Recent efforts to engage women in sport and exercise worldwide have had a positive impact, and general participation trends are on the increase. Additionally, we are seeing a greater percentage of female athletes comprising national teams at multisport, major events such as the Olympic Games. For example, The Tokyo Olympics will be the first Games where there are as many medals available for women as for men and reflects a rise in women’s participation from 2% in Paris 1900 to ~49% in Tokyo. Likewise, the Tokyo Paralympics will feature more women athletes than any previous Games, 4,400 athletes will compete in 537 medal events, with 1,756 places available for women, which is a 17% increase on London 2012.
The research gap.
With more women participating in sport and exercise it has become increasingly important to understand the physiology of the female athlete and how this might impact upon performance and training. However, despite this growth in women’s participation in sport and exercise, and the increasing need to know about women’s physiology research on the exercising female, and how a woman’s body responds to exercise still falls short of that carried out on men.
For instance, there is limited research on how variations in ovarian hormones can affect sports performance (Bruinvels et al., 2017), and females, as participants in research, are significantly under-represented in sport and exercise medicine (Costello et al., 2014). Training programmes, exercise regimes, dietary guidelines, psychological interventions, and injury prevention and rehabilitation programmes are therefore, largely based on research that has been carried out on men.
What does this all mean?

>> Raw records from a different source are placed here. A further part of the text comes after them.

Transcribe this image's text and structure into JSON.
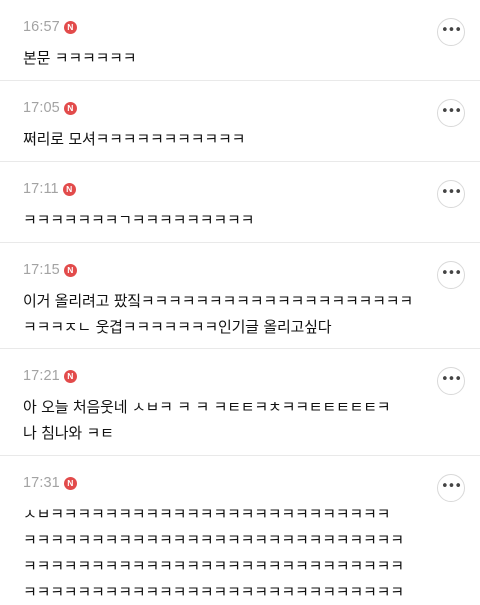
{
  "comments": [
    {
      "time": "16:57",
      "badge": "N",
      "text": "본문 ㅋㅋㅋㅋㅋㅋ",
      "more_icon": "ellipsis-icon"
    },
    {
      "time": "17:05",
      "badge": "N",
      "text": "쩌리로 모셔ㅋㅋㅋㅋㅋㅋㅋㅋㅋㅋㅋ",
      "more_icon": "ellipsis-icon"
    },
    {
      "time": "17:11",
      "badge": "N",
      "text": "ㅋㅋㅋㅋㅋㅋㅋㄱㅋㅋㅋㅋㅋㅋㅋㅋㅋ",
      "more_icon": "ellipsis-icon"
    },
    {
      "time": "17:15",
      "badge": "N",
      "text": "이거 올리려고 팠짘ㅋㅋㅋㅋㅋㅋㅋㅋㅋㅋㅋㅋㅋㅋㅋㅋㅋㅋㅋㅋ\nㅋㅋㅋㅈㄴ 웃겹ㅋㅋㅋㅋㅋㅋㅋ인기글 올리고싶다",
      "more_icon": "ellipsis-icon"
    },
    {
      "time": "17:21",
      "badge": "N",
      "text": "아 오늘 처음웃네 ㅅㅂㅋ ㅋ ㅋ ㅋㅌㅌㅋㅊㅋㅋㅌㅌㅌㅌㅌㅋ\n나 침나와 ㅋㅌ",
      "more_icon": "ellipsis-icon"
    },
    {
      "time": "17:31",
      "badge": "N",
      "text": "ㅅㅂㅋㅋㅋㅋㅋㅋㅋㅋㅋㅋㅋㅋㅋㅋㅋㅋㅋㅋㅋㅋㅋㅋㅋㅋㅋ\nㅋㅋㅋㅋㅋㅋㅋㅋㅋㅋㅋㅋㅋㅋㅋㅋㅋㅋㅋㅋㅋㅋㅋㅋㅋㅋㅋㅋ\nㅋㅋㅋㅋㅋㅋㅋㅋㅋㅋㅋㅋㅋㅋㅋㅋㅋㅋㅋㅋㅋㅋㅋㅋㅋㅋㅋㅋ\nㅋㅋㅋㅋㅋㅋㅋㅋㅋㅋㅋㅋㅋㅋㅋㅋㅋㅋㅋㅋㅋㅋㅋㅋㅋㅋㅋㅋ",
      "more_icon": "ellipsis-icon"
    }
  ],
  "colors": {
    "time": "#a3a3a3",
    "badge": "#e24b4b",
    "divider": "#e9e9e9",
    "text": "#111111"
  }
}
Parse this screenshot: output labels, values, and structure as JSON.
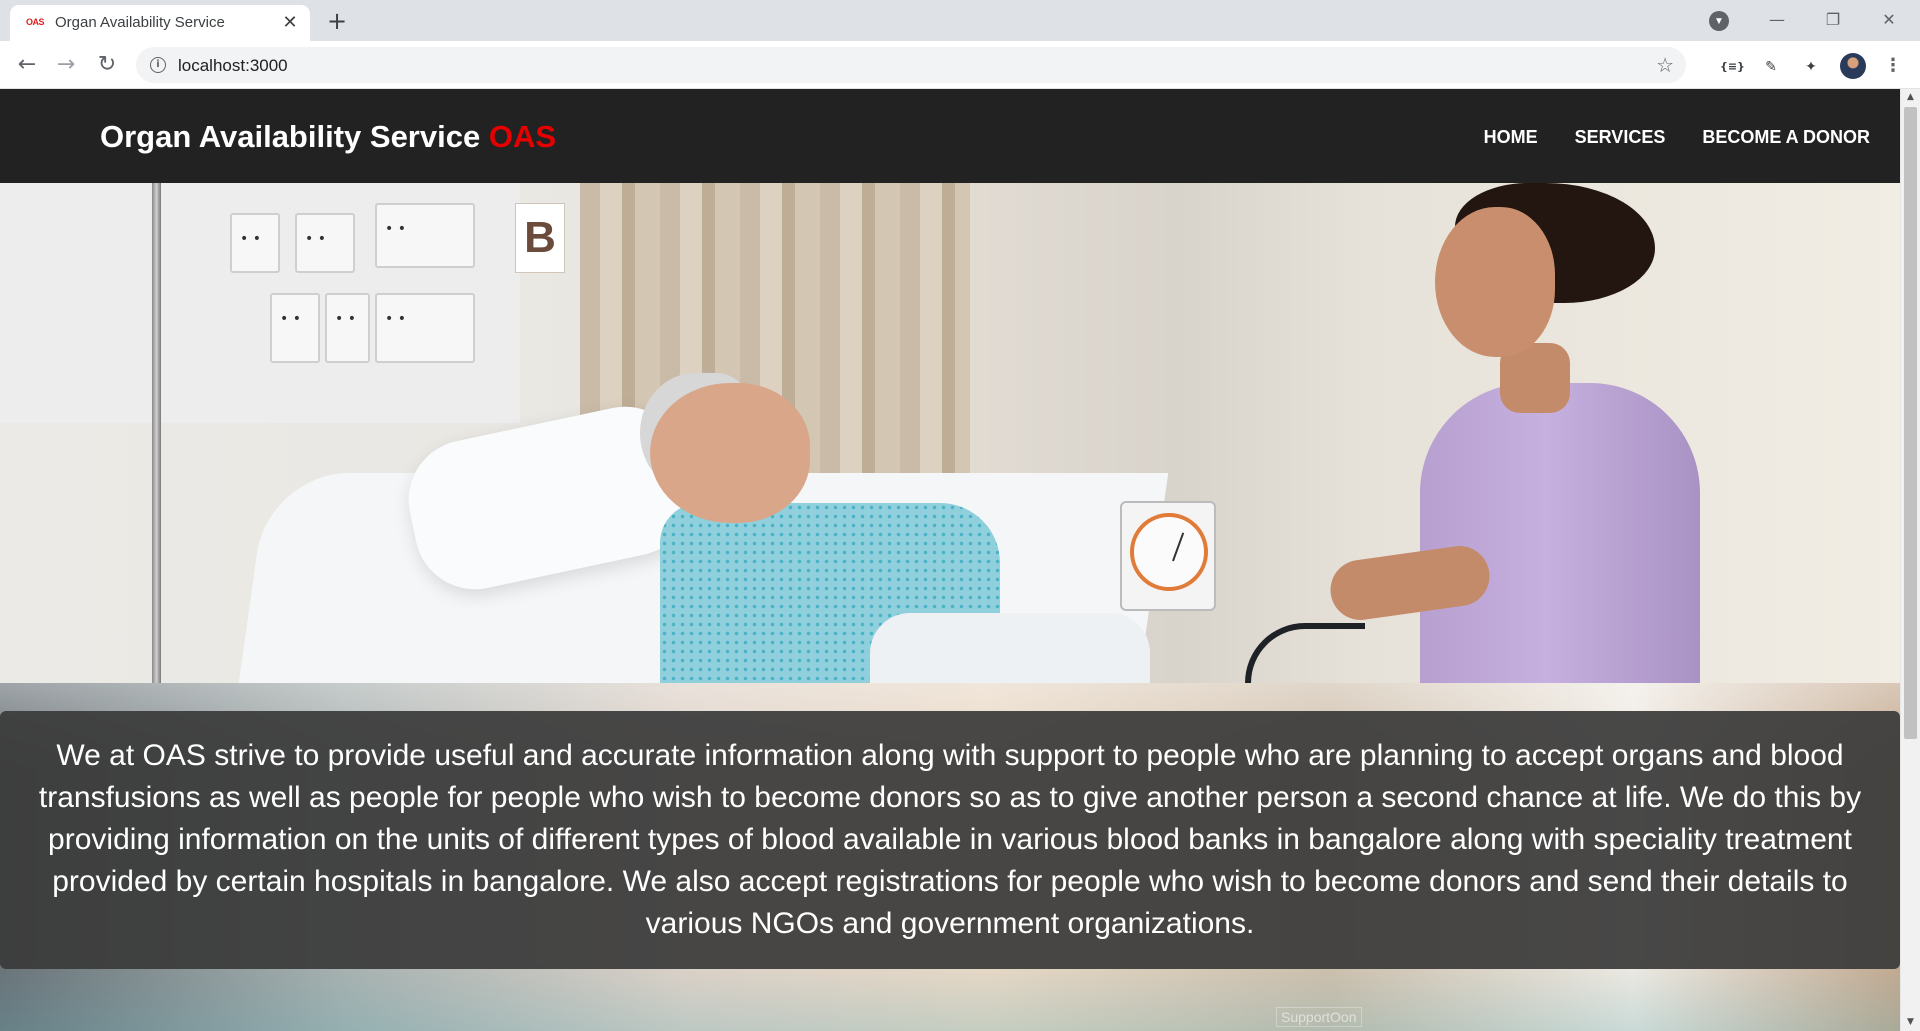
{
  "browser": {
    "tab_favicon": "OAS",
    "tab_title": "Organ Availability Service",
    "tab_close": "✕",
    "new_tab": "+",
    "url": "localhost:3000",
    "window_controls": {
      "minimize": "—",
      "restore": "❐",
      "close": "✕"
    }
  },
  "site": {
    "brand_main": "Organ Availability Service",
    "brand_accent": "OAS",
    "nav": [
      "HOME",
      "SERVICES",
      "BECOME A DONOR"
    ],
    "description": "We at OAS strive to provide useful and accurate information along with support to people who are planning to accept organs and blood transfusions as well as people for people who wish to become donors so as to give another person a second chance at life. We do this by providing information on the units of different types of blood available in various blood banks in bangalore along with speciality treatment provided by certain hospitals in bangalore. We also accept registrations for people who wish to become donors and send their details to various NGOs and government organizations.",
    "overlay_tag": "SupportOon"
  },
  "hero_image": {
    "alt": "Nurse checking an elderly patient's blood pressure in a hospital room",
    "door_letter": "B"
  },
  "colors": {
    "navbar": "#222222",
    "brand_accent": "#e60000",
    "panel": "#3a3a3a"
  },
  "icons": [
    "back-icon",
    "forward-icon",
    "reload-icon",
    "info-icon",
    "star-icon",
    "extensions-icon",
    "profile-avatar",
    "menu-icon"
  ]
}
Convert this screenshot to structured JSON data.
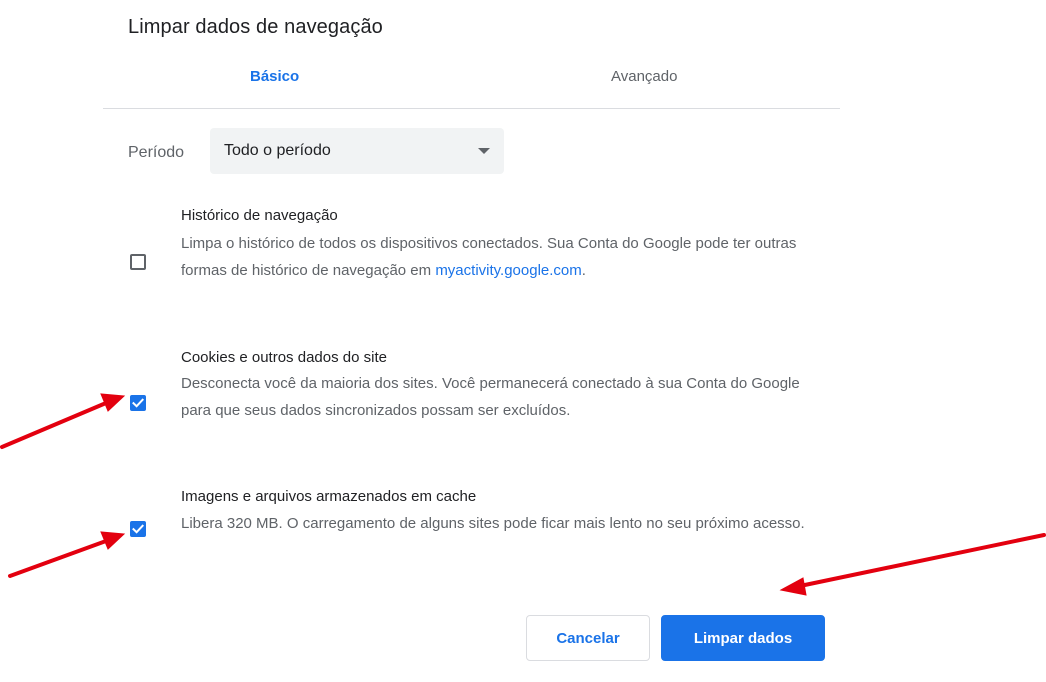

Whilst most of the sport and exercise science research will benefit and apply to both men and women, because there are fundamental differences between the sexes taking, this approach might not always be the most optimal approach. Therefore, it is important to keep studying and researching about females who exercise, as well as increase awareness, education and support surrounding female athlete performance and health considerations.
Keep an eye out for our next blog post on the female athlete performance and health considerations you need to be aware of if you are a female athlete or someone that works with them, as well as all the details of podcast episodes in Season 1 - coming soon - linked with these considerations.